[MATERIALS PROVIDED]
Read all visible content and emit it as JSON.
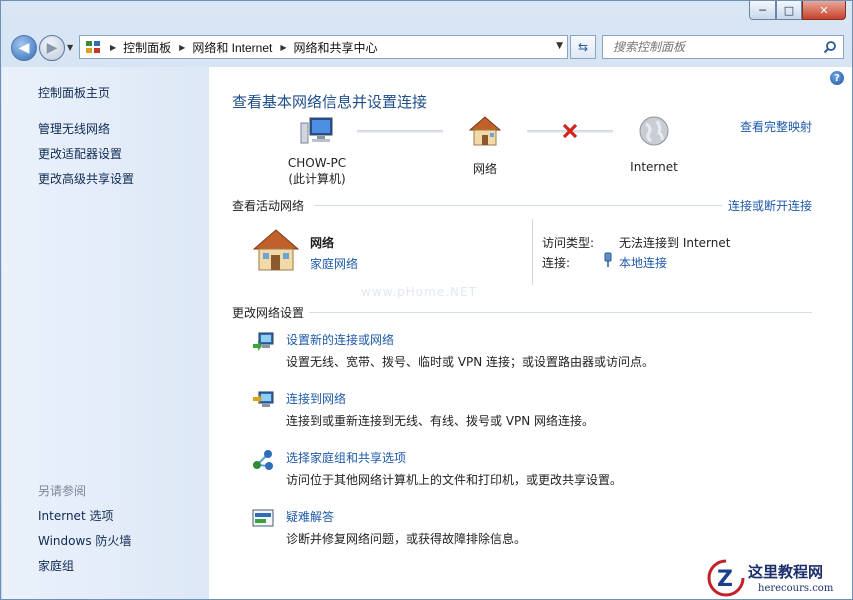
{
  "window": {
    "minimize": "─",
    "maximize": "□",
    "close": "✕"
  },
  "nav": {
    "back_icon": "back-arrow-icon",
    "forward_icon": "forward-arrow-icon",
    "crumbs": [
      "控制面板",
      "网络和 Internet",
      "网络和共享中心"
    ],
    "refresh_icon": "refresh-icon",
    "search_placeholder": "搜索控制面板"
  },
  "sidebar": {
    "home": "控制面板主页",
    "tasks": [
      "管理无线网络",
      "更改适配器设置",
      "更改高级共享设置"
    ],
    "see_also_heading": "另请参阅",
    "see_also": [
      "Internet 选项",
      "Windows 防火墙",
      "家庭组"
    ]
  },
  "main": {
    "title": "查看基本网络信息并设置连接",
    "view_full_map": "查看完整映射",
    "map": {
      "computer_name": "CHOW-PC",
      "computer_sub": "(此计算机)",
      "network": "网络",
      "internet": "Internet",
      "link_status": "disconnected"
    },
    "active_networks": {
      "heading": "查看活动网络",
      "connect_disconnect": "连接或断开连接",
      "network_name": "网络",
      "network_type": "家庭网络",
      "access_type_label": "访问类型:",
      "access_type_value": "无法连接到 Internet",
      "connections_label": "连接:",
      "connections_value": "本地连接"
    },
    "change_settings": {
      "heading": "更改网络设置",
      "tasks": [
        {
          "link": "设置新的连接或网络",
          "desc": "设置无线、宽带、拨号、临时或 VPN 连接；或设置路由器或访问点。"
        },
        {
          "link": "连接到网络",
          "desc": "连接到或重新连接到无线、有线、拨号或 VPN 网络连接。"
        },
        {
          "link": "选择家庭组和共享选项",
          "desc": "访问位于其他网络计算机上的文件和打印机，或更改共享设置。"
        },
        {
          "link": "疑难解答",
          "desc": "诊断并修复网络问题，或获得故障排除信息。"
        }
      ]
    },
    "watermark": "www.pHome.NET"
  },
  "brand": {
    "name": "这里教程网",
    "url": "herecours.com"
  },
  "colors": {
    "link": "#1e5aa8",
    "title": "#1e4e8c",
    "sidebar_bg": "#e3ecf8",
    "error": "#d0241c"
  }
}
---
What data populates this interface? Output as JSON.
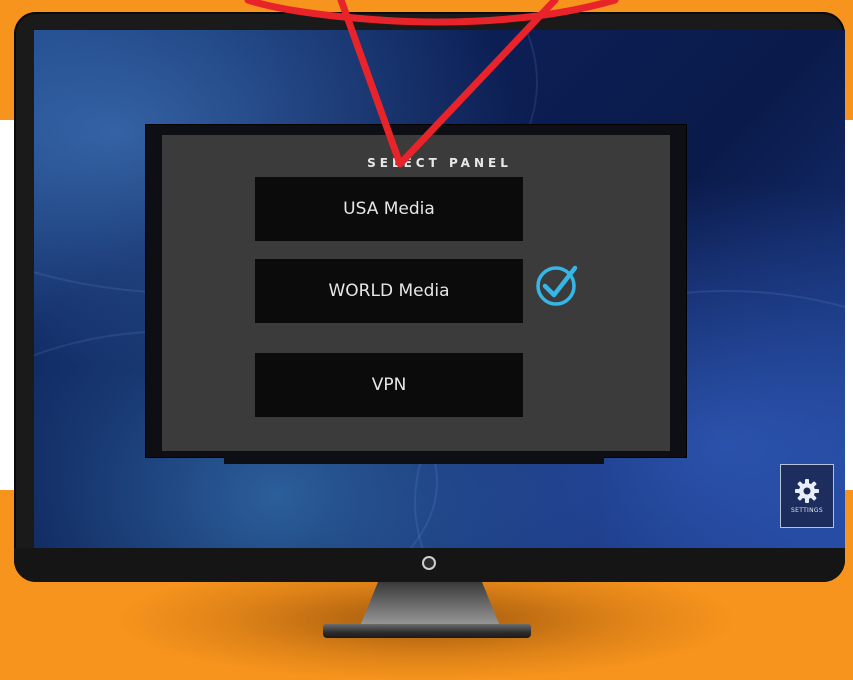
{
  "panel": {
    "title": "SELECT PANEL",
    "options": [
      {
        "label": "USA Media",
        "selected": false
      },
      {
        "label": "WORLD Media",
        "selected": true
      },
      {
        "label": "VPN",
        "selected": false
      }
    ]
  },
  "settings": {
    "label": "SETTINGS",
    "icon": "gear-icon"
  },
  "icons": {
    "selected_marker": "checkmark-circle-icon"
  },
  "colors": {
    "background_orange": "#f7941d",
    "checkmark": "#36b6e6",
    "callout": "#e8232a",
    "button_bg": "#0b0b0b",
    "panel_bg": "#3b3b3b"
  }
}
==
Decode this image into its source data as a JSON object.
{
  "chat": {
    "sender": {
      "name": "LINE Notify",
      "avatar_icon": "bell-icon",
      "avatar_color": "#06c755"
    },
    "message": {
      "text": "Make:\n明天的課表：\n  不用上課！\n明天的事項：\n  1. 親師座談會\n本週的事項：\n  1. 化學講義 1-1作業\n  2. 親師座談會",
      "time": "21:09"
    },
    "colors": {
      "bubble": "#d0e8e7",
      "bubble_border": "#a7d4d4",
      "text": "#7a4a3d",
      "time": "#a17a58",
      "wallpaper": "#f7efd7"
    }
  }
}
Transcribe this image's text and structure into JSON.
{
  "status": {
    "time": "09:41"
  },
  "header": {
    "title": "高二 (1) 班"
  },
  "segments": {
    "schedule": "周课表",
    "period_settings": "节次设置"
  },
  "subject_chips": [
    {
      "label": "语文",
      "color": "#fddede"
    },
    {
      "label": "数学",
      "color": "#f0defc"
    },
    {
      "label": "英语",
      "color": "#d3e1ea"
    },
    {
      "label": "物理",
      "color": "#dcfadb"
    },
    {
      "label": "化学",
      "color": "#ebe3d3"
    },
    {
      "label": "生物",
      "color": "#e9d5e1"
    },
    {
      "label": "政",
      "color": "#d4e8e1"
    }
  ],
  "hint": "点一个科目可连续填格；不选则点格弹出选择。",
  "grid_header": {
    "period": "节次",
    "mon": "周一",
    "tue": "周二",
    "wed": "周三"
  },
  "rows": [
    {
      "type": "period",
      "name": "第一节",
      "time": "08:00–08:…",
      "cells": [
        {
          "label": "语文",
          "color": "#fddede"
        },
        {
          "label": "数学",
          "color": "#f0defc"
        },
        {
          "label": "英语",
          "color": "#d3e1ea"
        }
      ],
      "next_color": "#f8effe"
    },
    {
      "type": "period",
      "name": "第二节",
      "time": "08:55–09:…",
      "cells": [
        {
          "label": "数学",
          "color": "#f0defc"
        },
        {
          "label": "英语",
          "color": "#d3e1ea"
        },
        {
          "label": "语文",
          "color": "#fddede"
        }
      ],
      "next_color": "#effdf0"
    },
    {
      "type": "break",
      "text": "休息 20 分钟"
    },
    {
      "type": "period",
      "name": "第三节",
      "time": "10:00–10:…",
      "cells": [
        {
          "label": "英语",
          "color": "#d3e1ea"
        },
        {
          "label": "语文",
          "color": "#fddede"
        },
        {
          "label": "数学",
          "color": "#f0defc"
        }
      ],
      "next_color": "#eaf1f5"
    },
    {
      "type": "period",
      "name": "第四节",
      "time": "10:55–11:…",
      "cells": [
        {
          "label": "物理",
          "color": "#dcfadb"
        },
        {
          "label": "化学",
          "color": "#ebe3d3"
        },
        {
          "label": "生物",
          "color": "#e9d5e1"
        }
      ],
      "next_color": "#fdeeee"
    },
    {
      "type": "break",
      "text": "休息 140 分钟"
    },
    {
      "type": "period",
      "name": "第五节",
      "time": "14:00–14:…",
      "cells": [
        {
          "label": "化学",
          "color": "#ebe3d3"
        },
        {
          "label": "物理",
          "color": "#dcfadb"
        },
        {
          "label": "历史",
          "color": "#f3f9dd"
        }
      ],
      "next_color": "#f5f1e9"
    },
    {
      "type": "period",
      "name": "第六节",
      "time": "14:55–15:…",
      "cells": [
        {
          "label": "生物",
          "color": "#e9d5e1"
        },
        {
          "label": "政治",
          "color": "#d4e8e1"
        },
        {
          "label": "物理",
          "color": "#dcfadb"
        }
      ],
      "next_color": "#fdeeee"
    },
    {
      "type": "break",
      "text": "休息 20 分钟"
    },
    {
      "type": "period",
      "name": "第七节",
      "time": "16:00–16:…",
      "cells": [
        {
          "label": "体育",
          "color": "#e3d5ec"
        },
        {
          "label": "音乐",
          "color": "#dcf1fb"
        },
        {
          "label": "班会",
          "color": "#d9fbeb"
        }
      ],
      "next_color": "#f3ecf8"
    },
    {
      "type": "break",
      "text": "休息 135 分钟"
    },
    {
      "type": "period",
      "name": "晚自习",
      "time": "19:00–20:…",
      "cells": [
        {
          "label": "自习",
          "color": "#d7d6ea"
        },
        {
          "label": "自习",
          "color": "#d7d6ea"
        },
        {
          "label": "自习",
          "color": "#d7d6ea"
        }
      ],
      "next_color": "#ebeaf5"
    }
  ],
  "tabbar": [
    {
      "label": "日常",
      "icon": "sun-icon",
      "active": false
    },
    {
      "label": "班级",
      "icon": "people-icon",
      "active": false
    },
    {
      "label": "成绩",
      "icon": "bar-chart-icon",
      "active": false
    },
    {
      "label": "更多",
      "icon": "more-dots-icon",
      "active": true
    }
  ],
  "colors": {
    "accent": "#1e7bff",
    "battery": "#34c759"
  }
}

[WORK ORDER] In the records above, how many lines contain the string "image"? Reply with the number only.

[YOUR SOLUTION] 2